A Santa Clara County judge has held Calvary Chapel in San Jose and its pastor Mike McClure in contempt for holding large indoor worship services with up to 600 people, which is in direct violation of state safety guidelines.
Early last month, the church was issued a restraining order by Santa Clara County with the hopes that it would stop holding the big gatherings but it didn’t.
Calvary Chapel was held in contempt for violating that restraining order. It was also fined $2,500 every time it held a church service. All together those new fines come to $55,000. Calvary Chapel has already been fined $700,000 for previous violations.
According to NBC Bay Area, McClure was not arrested for being in contempt. His lawyer says it is a legal option but it was never brought up in the courtroom.
After the ruling, dozens of the church’s members and supporters waited in front of the court for McClure to emerge.
The pastor then held a press conference where he said he would continue to give his parishioners a place to worship.
"You've got to either follow God or you've got to follow man.
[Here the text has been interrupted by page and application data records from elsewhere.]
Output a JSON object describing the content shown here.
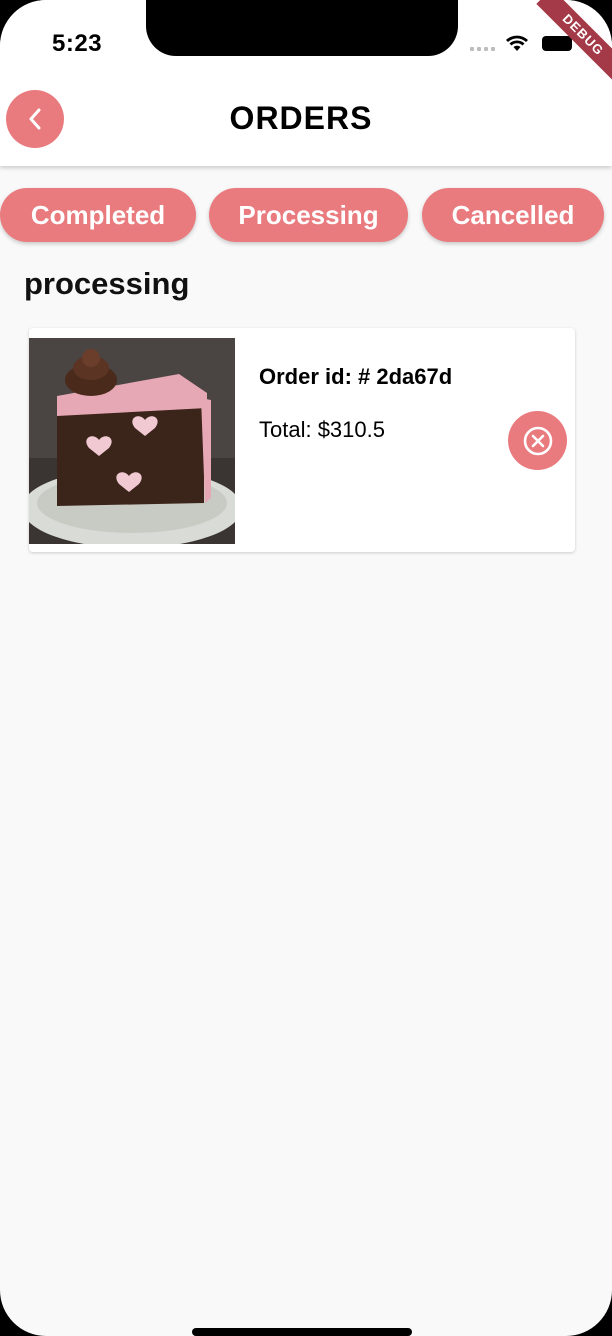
{
  "status_bar": {
    "time": "5:23",
    "debug_banner": "DEBUG"
  },
  "header": {
    "title": "ORDERS",
    "back_icon": "chevron-left-icon"
  },
  "filters": {
    "completed": "Completed",
    "processing": "Processing",
    "cancelled": "Cancelled"
  },
  "section": {
    "title": "processing"
  },
  "orders": [
    {
      "id_label": "Order id: # 2da67d",
      "total_label": "Total: $310.5",
      "image": "chocolate-cake-slice-image",
      "action_icon": "cancel-circle-icon"
    }
  ],
  "colors": {
    "accent": "#e97b7f",
    "background": "#f9f9f9"
  }
}
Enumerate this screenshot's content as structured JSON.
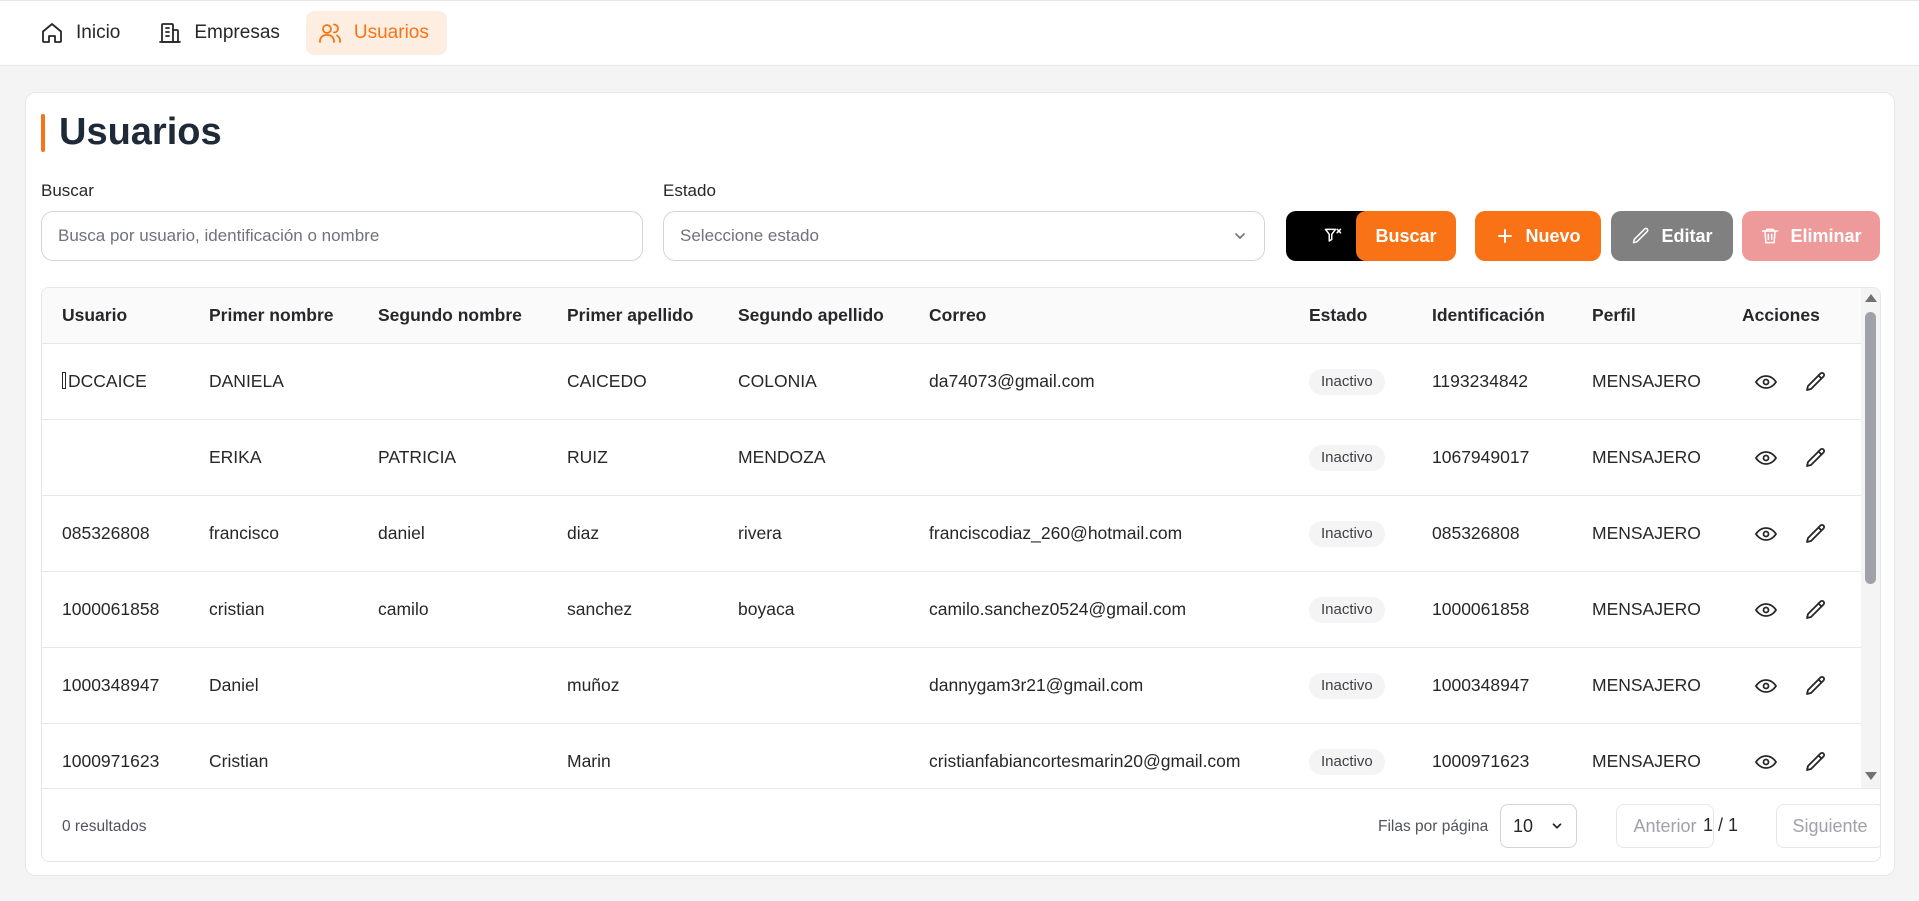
{
  "nav": {
    "items": [
      {
        "label": "Inicio",
        "icon": "home-icon"
      },
      {
        "label": "Empresas",
        "icon": "building-icon"
      },
      {
        "label": "Usuarios",
        "icon": "users-icon",
        "active": true
      }
    ]
  },
  "page": {
    "title": "Usuarios"
  },
  "filters": {
    "search_label": "Buscar",
    "search_placeholder": "Busca por usuario, identificación o nombre",
    "search_value": "",
    "status_label": "Estado",
    "status_placeholder": "Seleccione estado"
  },
  "buttons": {
    "clear_filter_icon": "filter-clear-icon",
    "search": "Buscar",
    "new": "Nuevo",
    "edit": "Editar",
    "delete": "Eliminar"
  },
  "colors": {
    "accent": "#f97316",
    "edit": "#808080",
    "delete": "#ef9a9a",
    "dark": "#000000"
  },
  "table": {
    "columns": [
      "Usuario",
      "Primer nombre",
      "Segundo nombre",
      "Primer apellido",
      "Segundo apellido",
      "Correo",
      "Estado",
      "Identificación",
      "Perfil",
      "Acciones"
    ],
    "rows": [
      {
        "usuario": "DCCAICE",
        "usuario_prefix_glyph": true,
        "primer_nombre": "DANIELA",
        "segundo_nombre": "",
        "primer_apellido": "CAICEDO",
        "segundo_apellido": "COLONIA",
        "correo": "da74073@gmail.com",
        "estado": "Inactivo",
        "identificacion": "1193234842",
        "perfil": "MENSAJERO"
      },
      {
        "usuario": "",
        "primer_nombre": "ERIKA",
        "segundo_nombre": "PATRICIA",
        "primer_apellido": "RUIZ",
        "segundo_apellido": "MENDOZA",
        "correo": "",
        "estado": "Inactivo",
        "identificacion": "1067949017",
        "perfil": "MENSAJERO"
      },
      {
        "usuario": "085326808",
        "primer_nombre": "francisco",
        "segundo_nombre": "daniel",
        "primer_apellido": "diaz",
        "segundo_apellido": "rivera",
        "correo": "franciscodiaz_260@hotmail.com",
        "estado": "Inactivo",
        "identificacion": "085326808",
        "perfil": "MENSAJERO"
      },
      {
        "usuario": "1000061858",
        "primer_nombre": "cristian",
        "segundo_nombre": "camilo",
        "primer_apellido": "sanchez",
        "segundo_apellido": "boyaca",
        "correo": "camilo.sanchez0524@gmail.com",
        "estado": "Inactivo",
        "identificacion": "1000061858",
        "perfil": "MENSAJERO"
      },
      {
        "usuario": "1000348947",
        "primer_nombre": "Daniel",
        "segundo_nombre": "",
        "primer_apellido": "muñoz",
        "segundo_apellido": "",
        "correo": "dannygam3r21@gmail.com",
        "estado": "Inactivo",
        "identificacion": "1000348947",
        "perfil": "MENSAJERO"
      },
      {
        "usuario": "1000971623",
        "primer_nombre": "Cristian",
        "segundo_nombre": "",
        "primer_apellido": "Marin",
        "segundo_apellido": "",
        "correo": "cristianfabiancortesmarin20@gmail.com",
        "estado": "Inactivo",
        "identificacion": "1000971623",
        "perfil": "MENSAJERO"
      }
    ],
    "action_icons": [
      "eye-icon",
      "pencil-icon"
    ]
  },
  "footer": {
    "results": "0 resultados",
    "rows_per_page_label": "Filas por página",
    "rows_per_page": "10",
    "prev": "Anterior",
    "page_indicator": "1 / 1",
    "next": "Siguiente"
  }
}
I have to follow what God's word said. You have to follow what God's word says. So, that's what I'm going to do. I'm not worried about the things that you might be worried about. I worried about what God's worried about. God is worried about your heart and your life and your eternity, more than a mask because those are debatable things," McClure said on video posted by KPIX.
The legal team representing Calvary Chapel claims not allowing church services is unconstitutional and that the church plans to appeal the decision in Federal Court.
"Justice was not served today. Justice is not served by trying to bankrupt a church that's posed no threat to public health and safety based on the evidence that we have and is instead trying to help people," said Attorney Mariah Gondeiro.
But Santa Clara County believes that large indoor worship services do put people in danger.
"This entity’s ongoing violations put the whole community at risk, and they won’t be tolerated,” Santa Clara Counsel James Williams told KPIX.
The ruling against Calvary Chapel comes during several legal challenges involving other churches across the nation fighting to still hold services.
According to the SF Chronicle, The U.S. Supreme Court ruled late last month that the state of New York couldn’t limit religious gatherings to just a handful of people.
Calvary Chapel has applied for an emergency federal hearing on December 17th with the hopes of getting the actions by the lower courts overturned.